Not long ago I authored a brief post pointing out that, whatever Darwin’s demonstrable opposition to slavery may have been in motivation or expression, he still ended up as a spokesman for racist and misogynistic beliefs all too common among his Victorian peers. Thus, I must congratulate the prestigious journal Science for reiterating many of those points in a recent editorial, “‘The Descent of Man,’ 150 Year On,” by Princeton anthropologist Augustin Fuentes. He is quite correct when he says, “Darwin portrayed Indigenous peoples of the Americas and Australia as less than Europeans in capacity and behavior. Peoples of the African continent were consistently referred to as cognitively depauperate, less capable, and of a lower rank than other races.” Moreover, Fuentes charges Darwin with going “beyond simple racial rankings, offering justification of empire and colonialism, and genocide, through ‘survival of the fittest.’ This too is confounding given Darwin’s robust stance against slavery.”
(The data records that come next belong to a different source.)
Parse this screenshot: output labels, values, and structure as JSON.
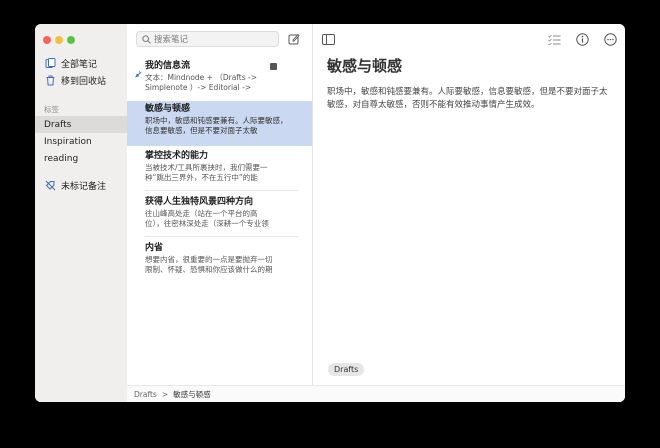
{
  "sidebar": {
    "all_notes": "全部笔记",
    "trash": "移到回收站",
    "tags_header": "标签",
    "tags": [
      "Drafts",
      "Inspiration",
      "reading"
    ],
    "untagged": "未标记备注"
  },
  "list": {
    "search_placeholder": "搜索笔记",
    "notes": [
      {
        "title": "我的信息流",
        "body": "文本：Mindnode + （Drafts ->\nSimplenote ）-> Editorial ->",
        "pinned": true
      },
      {
        "title": "敏感与顿感",
        "body": "职场中，敏感和钝感要兼有。人际要敏感，\n信息要敏感，但是不要对面子太敏",
        "pinned": false
      },
      {
        "title": "掌控技术的能力",
        "body": "当被技术/工具所裹挟时，我们需要一\n种“跳出三界外，不在五行中”的能",
        "pinned": false
      },
      {
        "title": "获得人生独特风景四种方向",
        "body": "往山峰高处走（站在一个平台的高\n位），往密林深处走（深耕一个专业领",
        "pinned": false
      },
      {
        "title": "内省",
        "body": "想要内省，很重要的一点是要抛弃一切\n限制、怀疑、恐惧和你应该做什么的期",
        "pinned": false
      }
    ]
  },
  "editor": {
    "title": "敏感与顿感",
    "body": "职场中，敏感和钝感要兼有。人际要敏感，信息要敏感，但是不要对面子太敏感，对自尊太敏感，否则不能有效推动事情产生成效。",
    "tag_chip": "Drafts"
  },
  "status": {
    "crumb_parent": "Drafts",
    "crumb_sep": ">",
    "crumb_current": "敏感与顿感"
  },
  "colors": {
    "selection": "#cad9f1",
    "sidebar_bg": "#f0efee",
    "accent_blue": "#3f6fb5"
  }
}
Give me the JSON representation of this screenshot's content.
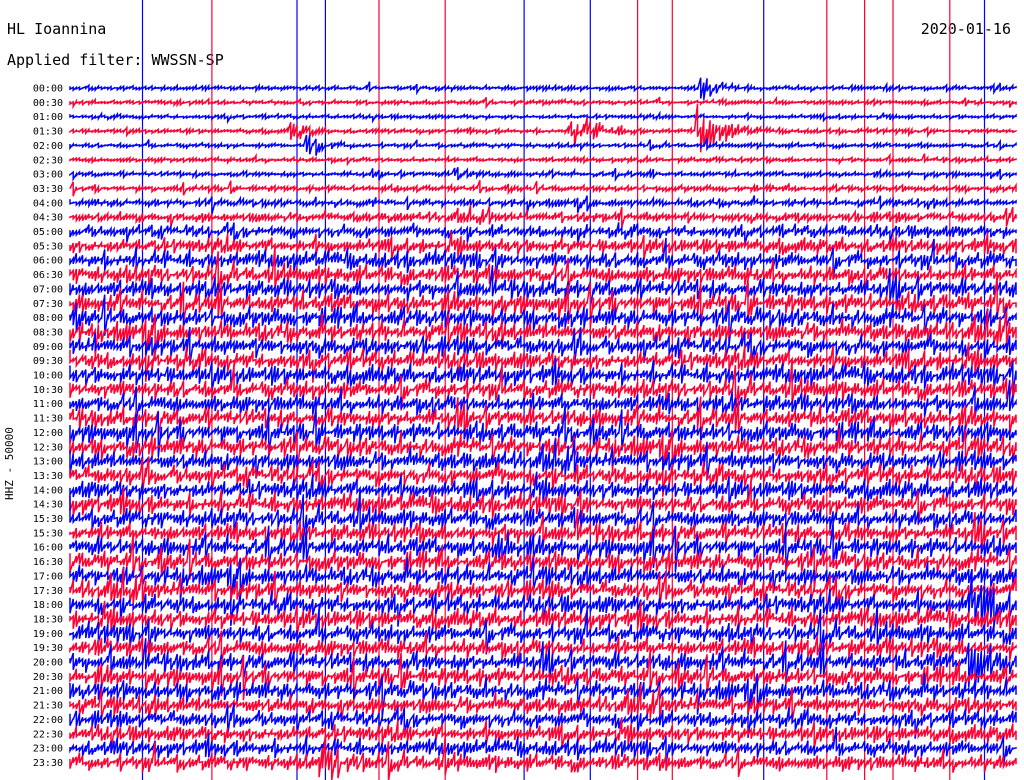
{
  "header": {
    "station": "HL Ioannina",
    "filter_text": "Applied filter: WWSSN-SP",
    "date": "2020-01-16"
  },
  "channel_label": "HHZ - 50000",
  "colors": {
    "trace_a": "#0000ff",
    "trace_b": "#ff0033",
    "background": "#ffffff"
  },
  "chart_data": {
    "type": "line",
    "title": "HL Ioannina",
    "subtitle": "Applied filter: WWSSN-SP",
    "date": "2020-01-16",
    "ylabel": "HHZ - 50000",
    "rows": [
      "00:00",
      "00:30",
      "01:00",
      "01:30",
      "02:00",
      "02:30",
      "03:00",
      "03:30",
      "04:00",
      "04:30",
      "05:00",
      "05:30",
      "06:00",
      "06:30",
      "07:00",
      "07:30",
      "08:00",
      "08:30",
      "09:00",
      "09:30",
      "10:00",
      "10:30",
      "11:00",
      "11:30",
      "12:00",
      "12:30",
      "13:00",
      "13:30",
      "14:00",
      "14:30",
      "15:00",
      "15:30",
      "16:00",
      "16:30",
      "17:00",
      "17:30",
      "18:00",
      "18:30",
      "19:00",
      "19:30",
      "20:00",
      "20:30",
      "21:00",
      "21:30",
      "22:00",
      "22:30",
      "23:00",
      "23:30"
    ],
    "row_tick_labels": [
      "00:00",
      "00:30",
      "01:00",
      "01:30",
      "02:00",
      "02:30",
      "03:00",
      "03:30",
      "04:00",
      "04:30",
      "05:00",
      "05:30",
      "06:00",
      "06:30",
      "07:00",
      "07:30",
      "08:00",
      "08:30",
      "09:00",
      "09:30",
      "10:00",
      "10:30",
      "11:00",
      "11:30",
      "12:00",
      "12:30",
      "13:00",
      "13:30",
      "14:00",
      "14:30",
      "15:30",
      "15:30",
      "16:00",
      "16:30",
      "17:00",
      "17:30",
      "18:00",
      "18:30",
      "19:00",
      "19:30",
      "20:00",
      "20:30",
      "21:00",
      "21:30",
      "22:00",
      "22:30",
      "23:00",
      "23:30"
    ],
    "row_minutes": 30,
    "series_colors": [
      "blue",
      "red"
    ],
    "noise_levels": [
      0.12,
      0.12,
      0.1,
      0.12,
      0.12,
      0.14,
      0.16,
      0.2,
      0.3,
      0.45,
      0.6,
      0.75,
      0.9,
      0.95,
      1.0,
      1.0,
      1.0,
      1.0,
      1.0,
      1.0,
      1.0,
      1.0,
      1.0,
      1.0,
      1.0,
      1.0,
      1.0,
      1.0,
      1.0,
      1.0,
      1.0,
      1.0,
      1.0,
      1.0,
      1.0,
      1.0,
      1.0,
      1.0,
      1.0,
      1.0,
      1.0,
      0.95,
      0.95,
      0.9,
      0.85,
      0.85,
      0.85,
      0.85
    ],
    "events": [
      {
        "row": 0,
        "start_min": 20.0,
        "duration_min": 1.5,
        "amplitude": 1.6
      },
      {
        "row": 3,
        "start_min": 7.0,
        "duration_min": 1.5,
        "amplitude": 1.2
      },
      {
        "row": 3,
        "start_min": 15.8,
        "duration_min": 2.3,
        "amplitude": 2.8
      },
      {
        "row": 3,
        "start_min": 19.9,
        "duration_min": 2.3,
        "amplitude": 2.8
      },
      {
        "row": 4,
        "start_min": 7.5,
        "duration_min": 1.5,
        "amplitude": 1.3
      },
      {
        "row": 6,
        "start_min": 12.2,
        "duration_min": 1.2,
        "amplitude": 0.9
      },
      {
        "row": 32,
        "start_min": 13.5,
        "duration_min": 1.3,
        "amplitude": 2.0
      },
      {
        "row": 47,
        "start_min": 8.0,
        "duration_min": 1.8,
        "amplitude": 2.6
      },
      {
        "row": 36,
        "start_min": 28.5,
        "duration_min": 1.4,
        "amplitude": 4.0
      },
      {
        "row": 40,
        "start_min": 28.5,
        "duration_min": 1.4,
        "amplitude": 3.5
      }
    ],
    "spikes": [
      {
        "minute": 2.3,
        "color": "blue"
      },
      {
        "minute": 4.5,
        "color": "red"
      },
      {
        "minute": 7.2,
        "color": "blue"
      },
      {
        "minute": 8.1,
        "color": "blue"
      },
      {
        "minute": 9.8,
        "color": "red"
      },
      {
        "minute": 11.9,
        "color": "red"
      },
      {
        "minute": 14.4,
        "color": "blue"
      },
      {
        "minute": 16.5,
        "color": "blue"
      },
      {
        "minute": 18.0,
        "color": "red"
      },
      {
        "minute": 19.1,
        "color": "red"
      },
      {
        "minute": 22.0,
        "color": "blue"
      },
      {
        "minute": 24.0,
        "color": "red"
      },
      {
        "minute": 25.2,
        "color": "red"
      },
      {
        "minute": 26.1,
        "color": "red"
      },
      {
        "minute": 27.9,
        "color": "red"
      },
      {
        "minute": 29.0,
        "color": "blue"
      }
    ],
    "grid": false,
    "legend": "none"
  }
}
I agree. But as I pointed out, historically one cannot confidently trace a straight line from opposing slavery to supporting racial equality. I emphasized this years ago in my review of Adrian Desmond and James Moore’s misguided Darwin’s Sacred Cause.Furthermore, Thomas Henry Huxley, Darwin’s indefatigable “Bulldog,” wrote a shameful essay on May 20, 1865, shortly after the conclusion of the American Civil War. He suggested that the South should be relieved given that it was no longer responsible for the care and “protection” of the now-former slaves. He declared that “no rational man, cognizant of the facts, believes that the average negro is the equal, still less the superior, of the average white man.” A reform-minded American Darwinist, Charles Loring Brace, concurred.
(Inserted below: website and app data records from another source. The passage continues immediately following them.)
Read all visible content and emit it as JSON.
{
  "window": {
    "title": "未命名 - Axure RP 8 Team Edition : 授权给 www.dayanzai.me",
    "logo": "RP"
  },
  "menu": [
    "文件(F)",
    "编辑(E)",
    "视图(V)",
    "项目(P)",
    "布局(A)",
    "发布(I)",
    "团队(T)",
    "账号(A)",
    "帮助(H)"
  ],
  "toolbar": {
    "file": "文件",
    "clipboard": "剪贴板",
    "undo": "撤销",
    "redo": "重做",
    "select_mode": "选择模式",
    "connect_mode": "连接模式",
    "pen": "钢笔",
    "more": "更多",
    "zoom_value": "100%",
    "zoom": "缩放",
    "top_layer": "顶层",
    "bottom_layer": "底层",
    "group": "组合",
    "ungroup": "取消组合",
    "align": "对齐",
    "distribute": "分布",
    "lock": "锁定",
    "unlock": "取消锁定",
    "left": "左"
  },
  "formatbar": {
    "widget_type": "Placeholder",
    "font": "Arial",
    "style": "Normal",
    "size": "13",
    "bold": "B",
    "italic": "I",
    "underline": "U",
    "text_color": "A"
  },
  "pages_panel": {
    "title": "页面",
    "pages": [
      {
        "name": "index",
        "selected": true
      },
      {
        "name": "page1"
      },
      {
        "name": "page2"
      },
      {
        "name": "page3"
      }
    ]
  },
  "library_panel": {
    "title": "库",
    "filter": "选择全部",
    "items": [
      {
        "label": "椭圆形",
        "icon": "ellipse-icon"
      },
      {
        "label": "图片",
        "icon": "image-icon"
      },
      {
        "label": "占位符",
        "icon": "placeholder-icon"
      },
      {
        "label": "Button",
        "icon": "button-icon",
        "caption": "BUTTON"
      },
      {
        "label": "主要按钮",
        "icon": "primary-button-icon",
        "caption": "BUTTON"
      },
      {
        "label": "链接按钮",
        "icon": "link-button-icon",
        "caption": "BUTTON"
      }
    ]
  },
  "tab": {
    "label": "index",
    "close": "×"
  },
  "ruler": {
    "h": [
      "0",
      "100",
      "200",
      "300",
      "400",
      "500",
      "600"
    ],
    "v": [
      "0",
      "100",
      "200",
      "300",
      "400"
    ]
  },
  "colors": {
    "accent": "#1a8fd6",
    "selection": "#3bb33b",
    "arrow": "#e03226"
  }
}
Darwin’s Views on Women
Fuentes is also right in pointing out that Darwin’s views of women were — indeed are — equally out of step with current ideas of gender; they are not just indecorous, they are manifestly wrong. I also applaud his call for students to learn about the whole Darwin, not just some idealized version of a larger-than-life “genius” who dominates the pages of today’s biology textbooks. As for Darwin’s purported “genius,” I will simply refer readers to Paul Johnson’s Darwin: Portrait of a Genius, a book with more than a little irony to its title.
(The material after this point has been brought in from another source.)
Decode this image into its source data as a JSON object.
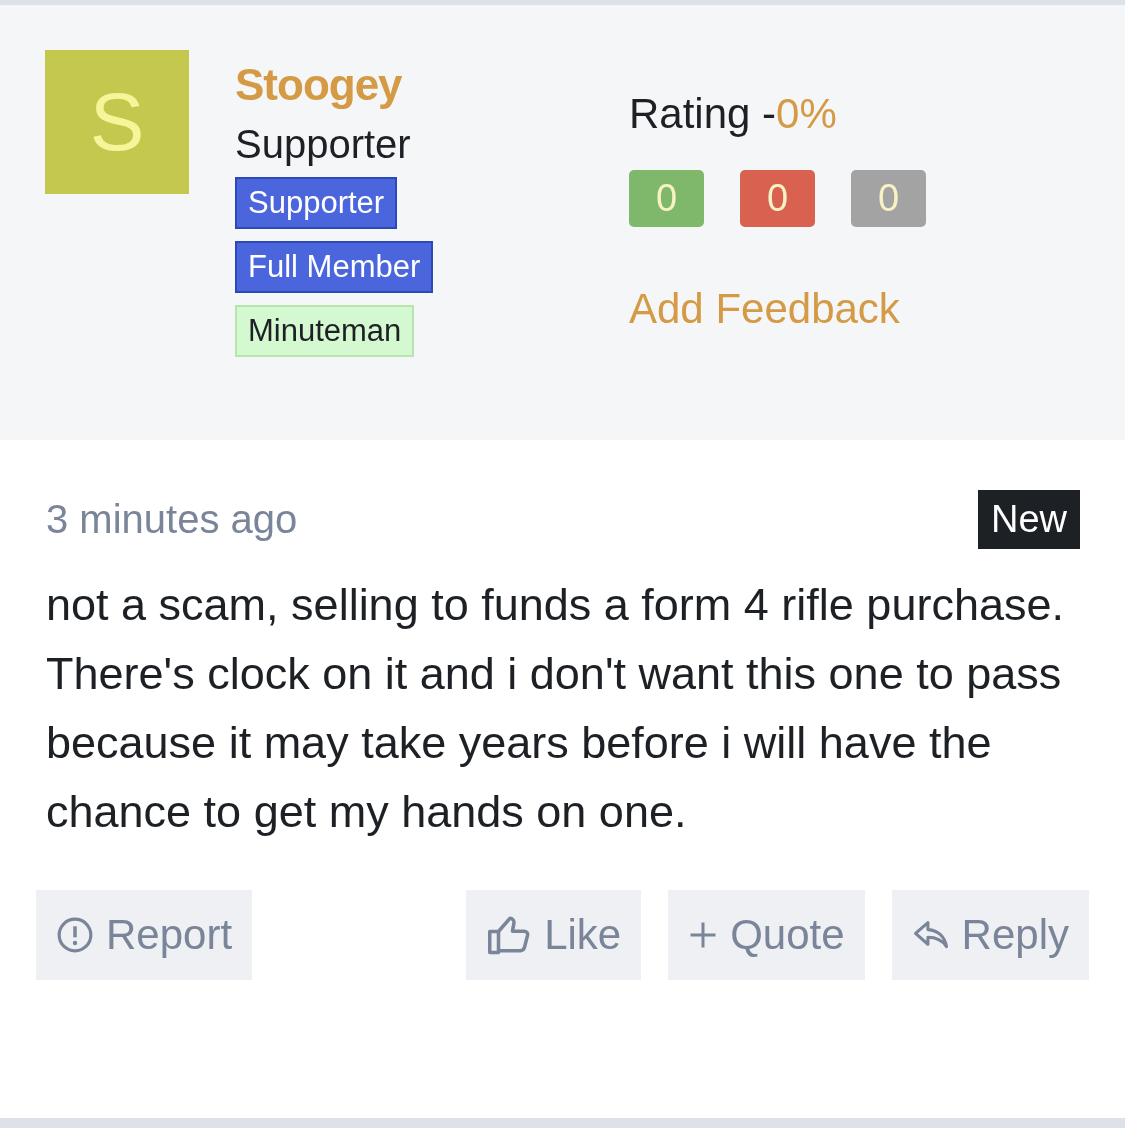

How Can We Respond?
Returning to Fuentes’s commemorative article, with his bold and honest account of Darwin’s Descent of Man, how can we respond to these revelations? I have two suggestions for those who wish to study Descent for themselves. First, I’d like to reiterate a book recommendation I made some time back for the anthropologist Ashley Montagu’s interesting editorial trimming of that book. Admitting that Darwin’s sexual selection theory applied to humans was largely “anecdotal” and of the “travelogue variety,” Montagu was able to cut more than 700 pages of ponderous prose down to about 350 pages of essential exposition. But Montagu didn’t end there. As a reply to Darwin’s clumsy and inept treatment of women, he wrote The Natural Superiority of Women (5th edition, 1999).
So following up on this Science exposé, I again recommend Montagu’s edited version of Descent followed by his book on women. You’ll learn a lot more in a lot less time.